According to the National Institute of Arthritis and Musculoskeletal and Skin Diseases, people with knee arthritis can benefit from exercise that strengthens the muscles around the knee.
NIAMS recommends three types of exercises for the knee. Range-of-motion including gentle stretching and massage; strength training including weightlifting and climbing stairs; and aerobic exercises, including walking or stationary bike riding.
According to the Johns Hopkins Arthritis Center, golfers with knee arthritis can benefit from exercise not only because it strengthens muscles, but because it reduces risks of falls. It may also increase the flexibility of the arthritic area. Exercise may also relieve some of the swelling and pain associated with arthritis.
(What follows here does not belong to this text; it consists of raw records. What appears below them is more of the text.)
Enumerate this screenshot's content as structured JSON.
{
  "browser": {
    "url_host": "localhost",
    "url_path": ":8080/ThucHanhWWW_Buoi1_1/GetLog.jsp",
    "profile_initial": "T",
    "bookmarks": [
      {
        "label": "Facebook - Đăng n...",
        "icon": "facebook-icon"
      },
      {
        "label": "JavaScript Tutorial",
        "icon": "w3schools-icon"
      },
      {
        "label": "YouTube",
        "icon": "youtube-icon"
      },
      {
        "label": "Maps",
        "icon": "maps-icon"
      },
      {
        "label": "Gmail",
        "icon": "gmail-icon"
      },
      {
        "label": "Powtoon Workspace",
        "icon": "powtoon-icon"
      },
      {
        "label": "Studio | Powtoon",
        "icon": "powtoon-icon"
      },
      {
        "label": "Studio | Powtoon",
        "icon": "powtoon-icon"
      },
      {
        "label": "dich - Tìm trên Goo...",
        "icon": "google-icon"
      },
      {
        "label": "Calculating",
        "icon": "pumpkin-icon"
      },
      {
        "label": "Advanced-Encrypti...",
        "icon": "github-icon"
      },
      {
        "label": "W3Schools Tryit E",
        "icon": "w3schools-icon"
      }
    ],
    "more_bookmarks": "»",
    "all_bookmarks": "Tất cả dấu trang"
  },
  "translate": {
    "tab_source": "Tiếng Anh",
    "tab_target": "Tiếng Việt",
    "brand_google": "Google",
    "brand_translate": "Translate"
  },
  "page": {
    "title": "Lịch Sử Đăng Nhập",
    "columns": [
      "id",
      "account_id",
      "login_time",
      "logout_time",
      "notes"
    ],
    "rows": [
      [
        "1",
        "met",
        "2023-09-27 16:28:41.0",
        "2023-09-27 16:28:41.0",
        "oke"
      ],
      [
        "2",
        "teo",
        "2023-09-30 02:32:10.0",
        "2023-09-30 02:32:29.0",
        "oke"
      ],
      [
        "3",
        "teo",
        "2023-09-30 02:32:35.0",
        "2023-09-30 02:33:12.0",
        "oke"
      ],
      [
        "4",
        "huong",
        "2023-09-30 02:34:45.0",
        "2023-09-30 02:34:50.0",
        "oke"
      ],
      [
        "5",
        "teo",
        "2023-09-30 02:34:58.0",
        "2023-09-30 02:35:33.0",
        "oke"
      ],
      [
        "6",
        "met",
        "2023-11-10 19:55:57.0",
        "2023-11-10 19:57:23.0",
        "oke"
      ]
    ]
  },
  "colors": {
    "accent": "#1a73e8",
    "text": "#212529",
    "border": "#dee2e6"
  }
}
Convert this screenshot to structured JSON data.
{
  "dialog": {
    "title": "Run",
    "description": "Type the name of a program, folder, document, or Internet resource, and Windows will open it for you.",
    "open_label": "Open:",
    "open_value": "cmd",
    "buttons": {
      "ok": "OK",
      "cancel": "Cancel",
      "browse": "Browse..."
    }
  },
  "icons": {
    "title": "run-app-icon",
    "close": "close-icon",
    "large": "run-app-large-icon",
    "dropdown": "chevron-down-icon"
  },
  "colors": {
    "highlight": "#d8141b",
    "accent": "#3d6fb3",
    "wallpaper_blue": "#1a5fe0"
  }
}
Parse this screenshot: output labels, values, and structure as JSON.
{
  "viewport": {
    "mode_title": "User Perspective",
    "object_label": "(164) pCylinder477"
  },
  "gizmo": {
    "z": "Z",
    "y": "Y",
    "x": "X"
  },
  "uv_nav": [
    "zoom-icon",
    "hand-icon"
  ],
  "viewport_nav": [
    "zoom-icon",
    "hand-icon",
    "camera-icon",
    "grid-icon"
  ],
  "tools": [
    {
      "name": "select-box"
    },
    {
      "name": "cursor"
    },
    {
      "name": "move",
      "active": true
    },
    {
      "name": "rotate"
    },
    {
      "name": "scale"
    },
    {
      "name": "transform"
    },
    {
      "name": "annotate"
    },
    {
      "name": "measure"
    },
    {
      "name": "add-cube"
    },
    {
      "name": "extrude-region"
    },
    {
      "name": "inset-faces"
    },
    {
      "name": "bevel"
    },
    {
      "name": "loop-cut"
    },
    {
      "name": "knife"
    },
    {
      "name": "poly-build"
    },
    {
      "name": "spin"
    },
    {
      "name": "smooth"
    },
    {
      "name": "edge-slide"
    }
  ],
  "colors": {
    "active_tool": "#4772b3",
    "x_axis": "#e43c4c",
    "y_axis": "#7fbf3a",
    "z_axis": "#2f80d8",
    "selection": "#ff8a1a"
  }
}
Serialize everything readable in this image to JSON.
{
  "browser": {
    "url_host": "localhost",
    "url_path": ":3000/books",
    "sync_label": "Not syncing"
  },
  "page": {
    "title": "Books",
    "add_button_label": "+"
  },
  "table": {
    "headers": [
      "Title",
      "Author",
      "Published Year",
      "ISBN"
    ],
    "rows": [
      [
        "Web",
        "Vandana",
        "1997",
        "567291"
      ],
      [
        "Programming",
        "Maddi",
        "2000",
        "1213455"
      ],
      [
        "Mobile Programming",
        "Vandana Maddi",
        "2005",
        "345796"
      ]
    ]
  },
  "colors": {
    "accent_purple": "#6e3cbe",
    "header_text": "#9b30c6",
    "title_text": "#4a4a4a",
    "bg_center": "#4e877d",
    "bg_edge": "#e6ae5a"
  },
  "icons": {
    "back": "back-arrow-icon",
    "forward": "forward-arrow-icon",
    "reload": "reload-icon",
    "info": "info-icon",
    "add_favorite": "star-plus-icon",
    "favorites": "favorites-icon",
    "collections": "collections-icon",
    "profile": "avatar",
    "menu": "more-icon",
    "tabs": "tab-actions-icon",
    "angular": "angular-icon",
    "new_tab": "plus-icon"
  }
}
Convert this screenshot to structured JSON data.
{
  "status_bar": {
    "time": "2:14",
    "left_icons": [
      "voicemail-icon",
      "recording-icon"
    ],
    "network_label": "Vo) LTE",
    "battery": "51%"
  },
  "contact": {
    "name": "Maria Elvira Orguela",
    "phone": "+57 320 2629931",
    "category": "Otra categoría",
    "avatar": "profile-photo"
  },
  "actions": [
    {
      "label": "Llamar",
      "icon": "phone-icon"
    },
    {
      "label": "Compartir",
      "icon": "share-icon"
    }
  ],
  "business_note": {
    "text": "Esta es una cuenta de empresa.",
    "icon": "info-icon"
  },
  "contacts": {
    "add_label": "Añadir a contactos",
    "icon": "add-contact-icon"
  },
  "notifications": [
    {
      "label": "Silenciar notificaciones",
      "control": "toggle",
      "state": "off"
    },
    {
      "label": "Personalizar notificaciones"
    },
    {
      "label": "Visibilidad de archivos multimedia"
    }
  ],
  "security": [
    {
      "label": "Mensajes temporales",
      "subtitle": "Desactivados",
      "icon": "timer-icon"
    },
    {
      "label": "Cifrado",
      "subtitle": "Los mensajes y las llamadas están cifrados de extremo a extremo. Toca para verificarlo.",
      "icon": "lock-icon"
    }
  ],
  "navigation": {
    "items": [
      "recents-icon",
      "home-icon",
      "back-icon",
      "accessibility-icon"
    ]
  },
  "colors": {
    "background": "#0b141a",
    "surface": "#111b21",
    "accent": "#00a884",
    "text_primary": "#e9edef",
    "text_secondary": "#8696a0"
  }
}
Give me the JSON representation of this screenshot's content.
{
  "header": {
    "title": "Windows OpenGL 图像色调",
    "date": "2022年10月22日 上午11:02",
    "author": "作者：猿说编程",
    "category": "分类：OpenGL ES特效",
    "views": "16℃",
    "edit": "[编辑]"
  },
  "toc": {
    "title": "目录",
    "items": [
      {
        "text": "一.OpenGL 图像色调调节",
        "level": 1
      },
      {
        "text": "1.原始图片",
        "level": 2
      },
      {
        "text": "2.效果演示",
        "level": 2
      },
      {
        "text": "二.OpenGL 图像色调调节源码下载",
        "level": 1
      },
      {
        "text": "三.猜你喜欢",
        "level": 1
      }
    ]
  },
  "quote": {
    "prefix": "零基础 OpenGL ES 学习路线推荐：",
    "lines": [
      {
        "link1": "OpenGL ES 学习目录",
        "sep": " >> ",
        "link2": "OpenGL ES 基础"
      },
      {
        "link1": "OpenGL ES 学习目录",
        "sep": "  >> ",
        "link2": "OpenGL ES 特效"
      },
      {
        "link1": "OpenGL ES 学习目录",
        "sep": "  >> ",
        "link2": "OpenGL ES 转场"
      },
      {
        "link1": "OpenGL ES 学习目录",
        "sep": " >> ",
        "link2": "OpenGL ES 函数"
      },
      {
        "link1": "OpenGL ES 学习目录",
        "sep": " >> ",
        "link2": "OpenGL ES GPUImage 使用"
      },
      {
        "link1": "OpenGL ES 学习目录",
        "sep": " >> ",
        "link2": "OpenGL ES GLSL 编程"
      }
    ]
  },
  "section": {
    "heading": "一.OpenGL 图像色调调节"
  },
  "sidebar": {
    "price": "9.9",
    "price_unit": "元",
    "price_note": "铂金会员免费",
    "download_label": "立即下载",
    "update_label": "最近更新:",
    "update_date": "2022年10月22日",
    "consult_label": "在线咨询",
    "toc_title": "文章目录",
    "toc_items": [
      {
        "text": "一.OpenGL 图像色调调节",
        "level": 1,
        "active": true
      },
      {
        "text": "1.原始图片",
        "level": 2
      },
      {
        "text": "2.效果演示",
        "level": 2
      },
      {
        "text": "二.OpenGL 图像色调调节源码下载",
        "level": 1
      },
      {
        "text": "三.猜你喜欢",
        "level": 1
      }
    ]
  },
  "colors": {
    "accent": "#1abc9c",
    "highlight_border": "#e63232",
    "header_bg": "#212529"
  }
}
According to JHAC, you should avoid rapid or repetitive motion with the injured knee. Choose low-speed, low-impact exercises, especially when starting out. You may want to ask your doctor about protective support equipment or special shoes to lessen the impact of exercise on your knee.
Never exercise your knee (or any arthritic joint) to exhaustion or severe pain. This could damage the joint further. Make sure yourdiscuss your plans with your doctor or arthritis specialist before you begin a new exercise program.